Observers have speculated that Lewis patterned Buddy Love after his former partner Dean Martin, but the Clown Prince of France says that was not the case. He has expressed regret for not making the Love character more overtly evil. It seems most of the fan mail went to B. Love, not J. Kelp.
While perusing the notion of Jerry Lewis as Jekyll and Hyde, the question arises: What kinds of wine would Julius Kelp and Buddy Love drink? At least it arises for me, a few more times a day than I’d like to admit.
Kelp – the hapless nerd – probably knows either too little or too much about wine, just like in real life. Most folks who know just enough about wine seem boring to those at the low end of the spectrum and dimwitted to the other side.
Love – the cool hipster – would probably drink Champagne from a little-known artisan grower, if he drank wine at all. In the film, Love orders a drink like this: “two shots of vodka, a little rum, some bitters, a smidgen of vinegar, a shot of vermouth, a shot of gin, a little brandy, a lemon peel, orange peel, cherry, some more scotch.” Paraphrasing the bartender, you can either drink it or take it home and rub it on your chest.
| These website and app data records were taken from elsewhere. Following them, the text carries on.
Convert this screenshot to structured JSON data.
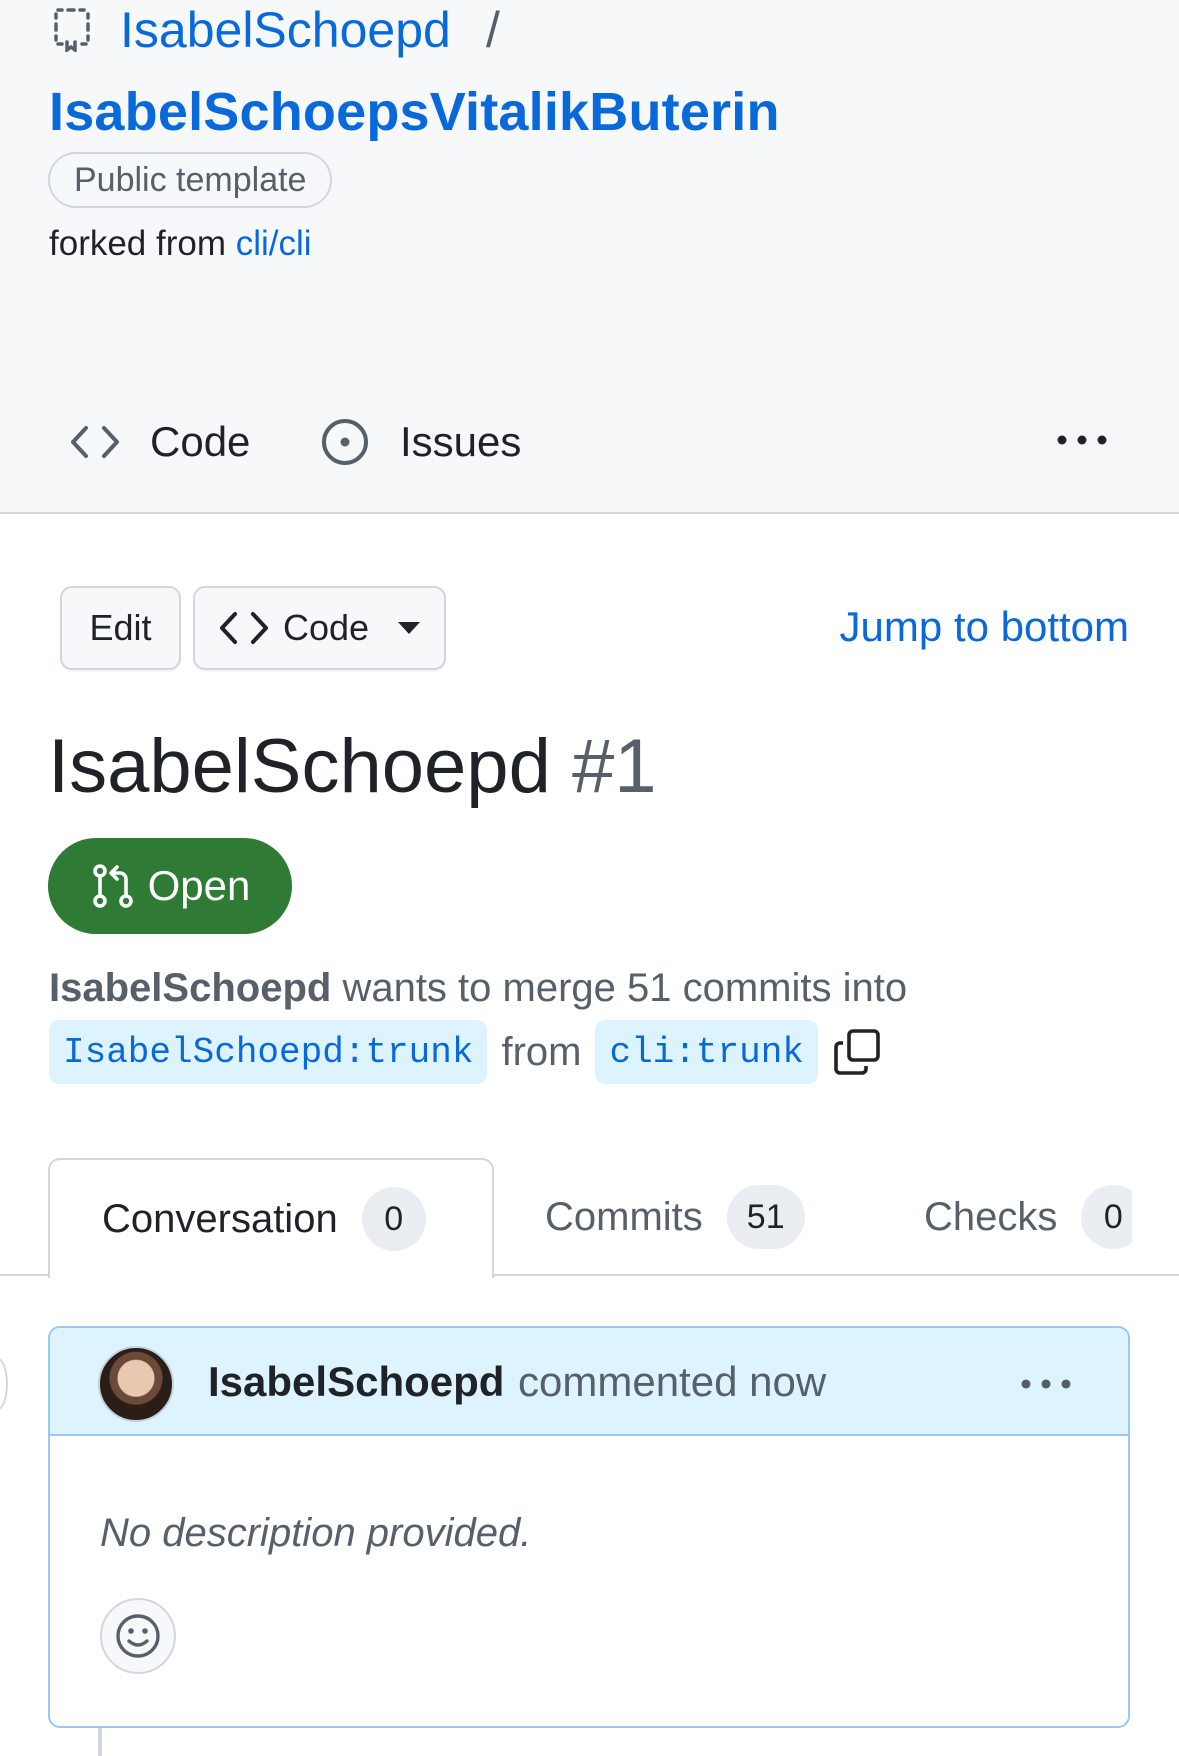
{
  "repo": {
    "owner": "IsabelSchoepd",
    "separator": "/",
    "name": "IsabelSchoepsVitalikButerin",
    "visibility_badge": "Public template",
    "forked_prefix": "forked from",
    "forked_source": "cli/cli",
    "icon": "repo-template-icon"
  },
  "nav": {
    "items": [
      {
        "label": "Code",
        "icon": "code-icon"
      },
      {
        "label": "Issues",
        "icon": "issue-opened-icon"
      }
    ],
    "more_icon": "kebab-horizontal-icon"
  },
  "toolbar": {
    "edit_label": "Edit",
    "code_label": "Code",
    "jump_label": "Jump to bottom"
  },
  "pr": {
    "title": "IsabelSchoepd",
    "number": "#1",
    "state": "Open",
    "state_color": "#2f7a35",
    "author": "IsabelSchoepd",
    "merge_text": "wants to merge 51 commits into",
    "base_ref": "IsabelSchoepd:trunk",
    "from_word": "from",
    "head_ref": "cli:trunk"
  },
  "tabs": [
    {
      "label": "Conversation",
      "count": "0",
      "selected": true
    },
    {
      "label": "Commits",
      "count": "51",
      "selected": false
    },
    {
      "label": "Checks",
      "count": "0",
      "selected": false
    }
  ],
  "comment": {
    "author": "IsabelSchoepd",
    "meta": "commented now",
    "body": "No description provided.",
    "reaction_icon": "smiley-icon"
  },
  "colors": {
    "link": "#0969da",
    "open_green": "#2f7a35",
    "comment_header_bg": "#ddf4ff"
  }
}
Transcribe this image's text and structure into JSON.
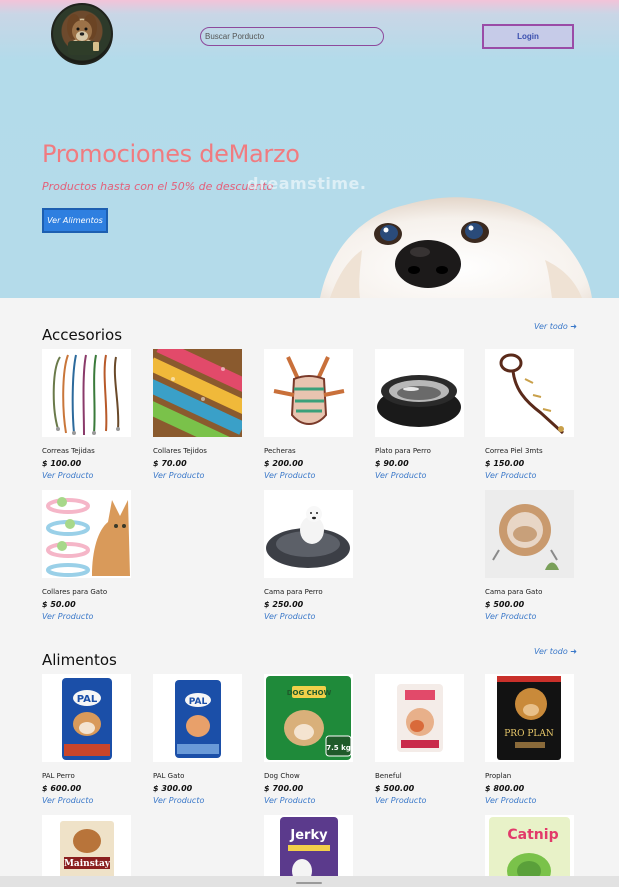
{
  "header": {
    "search_placeholder": "Buscar Porducto",
    "login_label": "Login"
  },
  "hero": {
    "title": "Promociones deMarzo",
    "subtitle": "Productos hasta con el 50% de descuento",
    "watermark": "dreamstime.",
    "button_label": "Ver Alimentos"
  },
  "sections": [
    {
      "title": "Accesorios",
      "see_all": "Ver todo ➜",
      "products": [
        {
          "name": "Correas Tejidas",
          "price": "$ 100.00",
          "link": "Ver Producto",
          "icon": "woven-leashes"
        },
        {
          "name": "Collares Tejidos",
          "price": "$ 70.00",
          "link": "Ver Producto",
          "icon": "woven-collars"
        },
        {
          "name": "Pecheras",
          "price": "$ 200.00",
          "link": "Ver Producto",
          "icon": "harness"
        },
        {
          "name": "Plato para Perro",
          "price": "$ 90.00",
          "link": "Ver Producto",
          "icon": "dog-bowl"
        },
        {
          "name": "Correa Piel 3mts",
          "price": "$ 150.00",
          "link": "Ver Producto",
          "icon": "leather-leash"
        },
        {
          "name": "Collares para Gato",
          "price": "$ 50.00",
          "link": "Ver Producto",
          "icon": "cat-collars"
        },
        {
          "name": "Cama para Perro",
          "price": "$ 250.00",
          "link": "Ver Producto",
          "icon": "dog-bed"
        },
        {
          "name": "Cama para Gato",
          "price": "$ 500.00",
          "link": "Ver Producto",
          "icon": "cat-bed"
        }
      ]
    },
    {
      "title": "Alimentos",
      "see_all": "Ver todo ➜",
      "products": [
        {
          "name": "PAL Perro",
          "price": "$ 600.00",
          "link": "Ver Producto",
          "icon": "pal-dog-food"
        },
        {
          "name": "PAL Gato",
          "price": "$ 300.00",
          "link": "Ver Producto",
          "icon": "pal-cat-food"
        },
        {
          "name": "Dog Chow",
          "price": "$ 700.00",
          "link": "Ver Producto",
          "icon": "dog-chow-bag",
          "badge": "7.5 kg"
        },
        {
          "name": "Beneful",
          "price": "$ 500.00",
          "link": "Ver Producto",
          "icon": "beneful-bag"
        },
        {
          "name": "Proplan",
          "price": "$ 800.00",
          "link": "Ver Producto",
          "icon": "proplan-pouch"
        },
        {
          "name": "",
          "price": "",
          "link": "",
          "icon": "mainstay-bag",
          "label_text": "Mainstay"
        },
        {
          "name": "",
          "price": "",
          "link": "",
          "icon": "jerky-bag",
          "label_text": "Jerky"
        },
        {
          "name": "",
          "price": "",
          "link": "",
          "icon": "catnip-bag",
          "label_text": "Catnip"
        }
      ]
    }
  ]
}
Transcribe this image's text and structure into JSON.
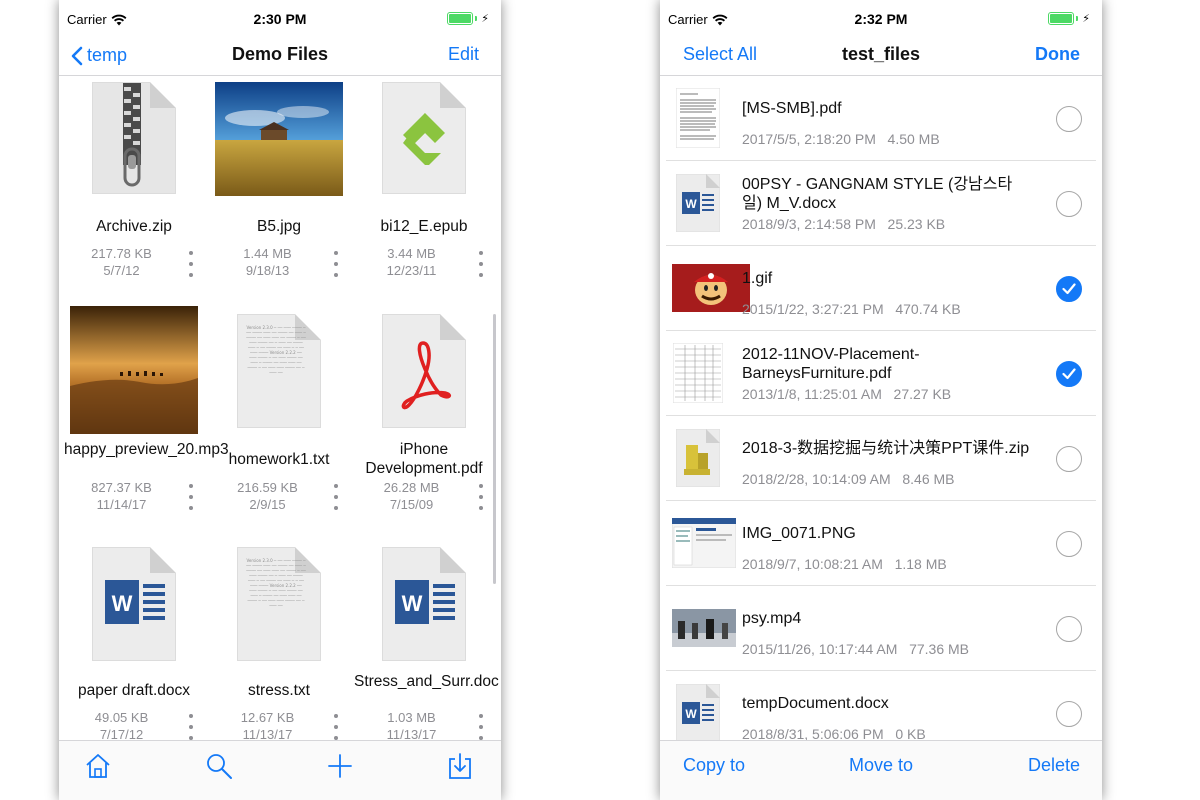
{
  "colors": {
    "accent": "#1479f7",
    "battery": "#4cd964",
    "meta": "#8e8e93",
    "word_blue": "#2b5797",
    "pdf_red": "#e02020",
    "epub_green": "#8bc43f"
  },
  "left": {
    "status": {
      "carrier": "Carrier",
      "time": "2:30 PM"
    },
    "nav": {
      "back": "temp",
      "title": "Demo Files",
      "edit": "Edit"
    },
    "files": [
      {
        "name": "Archive.zip",
        "size": "217.78 KB",
        "date": "5/7/12",
        "icon": "zip-file-icon"
      },
      {
        "name": "B5.jpg",
        "size": "1.44 MB",
        "date": "9/18/13",
        "icon": "landscape-thumbnail"
      },
      {
        "name": "bi12_E.epub",
        "size": "3.44 MB",
        "date": "12/23/11",
        "icon": "epub-file-icon"
      },
      {
        "name": "happy_preview_20.mp3",
        "size": "827.37 KB",
        "date": "11/14/17",
        "icon": "desert-thumbnail"
      },
      {
        "name": "homework1.txt",
        "size": "216.59 KB",
        "date": "2/9/15",
        "icon": "text-file-icon"
      },
      {
        "name": "iPhone Development.pdf",
        "size": "26.28 MB",
        "date": "7/15/09",
        "icon": "pdf-file-icon"
      },
      {
        "name": "paper draft.docx",
        "size": "49.05 KB",
        "date": "7/17/12",
        "icon": "word-file-icon"
      },
      {
        "name": "stress.txt",
        "size": "12.67 KB",
        "date": "11/13/17",
        "icon": "text-file-icon"
      },
      {
        "name": "Stress_and_Surr.doc",
        "size": "1.03 MB",
        "date": "11/13/17",
        "icon": "word-file-icon"
      }
    ],
    "tabs": [
      "home-icon",
      "search-icon",
      "add-icon",
      "download-icon"
    ]
  },
  "right": {
    "status": {
      "carrier": "Carrier",
      "time": "2:32 PM"
    },
    "nav": {
      "select_all": "Select All",
      "title": "test_files",
      "done": "Done"
    },
    "files": [
      {
        "name": "[MS-SMB].pdf",
        "date": "2017/5/5, 2:18:20 PM",
        "size": "4.50 MB",
        "selected": false,
        "icon": "pdf-page-thumbnail"
      },
      {
        "name": "00PSY - GANGNAM STYLE (강남스타일) M_V.docx",
        "date": "2018/9/3, 2:14:58 PM",
        "size": "25.23 KB",
        "selected": false,
        "icon": "word-file-icon"
      },
      {
        "name": "1.gif",
        "date": "2015/1/22, 3:27:21 PM",
        "size": "470.74 KB",
        "selected": true,
        "icon": "mario-thumbnail"
      },
      {
        "name": "2012-11NOV-Placement-BarneysFurniture.pdf",
        "date": "2013/1/8, 11:25:01 AM",
        "size": "27.27 KB",
        "selected": true,
        "icon": "spreadsheet-thumbnail"
      },
      {
        "name": "2018-3-数据挖掘与统计决策PPT课件.zip",
        "date": "2018/2/28, 10:14:09 AM",
        "size": "8.46 MB",
        "selected": false,
        "icon": "zip-file-icon"
      },
      {
        "name": "IMG_0071.PNG",
        "date": "2018/9/7, 10:08:21 AM",
        "size": "1.18 MB",
        "selected": false,
        "icon": "screenshot-thumbnail"
      },
      {
        "name": "psy.mp4",
        "date": "2015/11/26, 10:17:44 AM",
        "size": "77.36 MB",
        "selected": false,
        "icon": "video-thumbnail"
      },
      {
        "name": "tempDocument.docx",
        "date": "2018/8/31, 5:06:06 PM",
        "size": "0 KB",
        "selected": false,
        "icon": "word-file-icon"
      }
    ],
    "actions": {
      "copy": "Copy to",
      "move": "Move to",
      "delete": "Delete"
    }
  }
}
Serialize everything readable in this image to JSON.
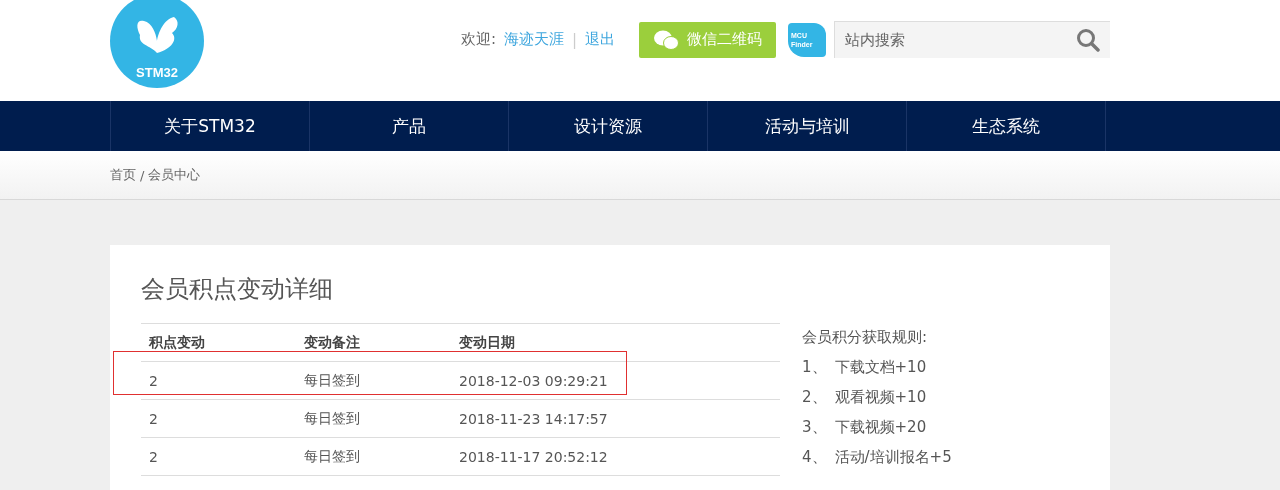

Lewis has brought “The Nutty Professor” to the stage, off-Broadway. How far off? Try Tennessee. It’s the last stage musical completed by Marvin Hamlisch before his death in August 2012 and there are hopes it will make it to The Big Apple.
A natural wine pairing for “The Nutty Professor” is Hugh Hamilton’s Jekyll and Hyde Shiraz Viognier. The McLaren Vale producer says the wine is co-fermented, both disparate grapes picked and fermented together rather than being blended after separate fermentation. This is how they prevent unwanted hair growth after consumption. (You didn’t believe that last part, did you?)
More nutty choices:
Jekel Vineyards – This Monterey County producer has Riesling for the hipster in you, Merlot for that other side.
Hyde Vineyards – In Napa Valley’s Carneros section, this vineyard provides grapes to a number of stellar winemakers. They don’t have cherries, orange peel, vermouth or scotch.
Jerry Lewis’ Pinot Noir – Sold by an animal shelter in Wisconsin, if this Chilean Pinot has any connection with Jerry Lewis beyond his name on the label, it’s well hidden.
Jekyll and Hyde Coffee and Wine Bar – So which is which? Before the triple espresso, and after?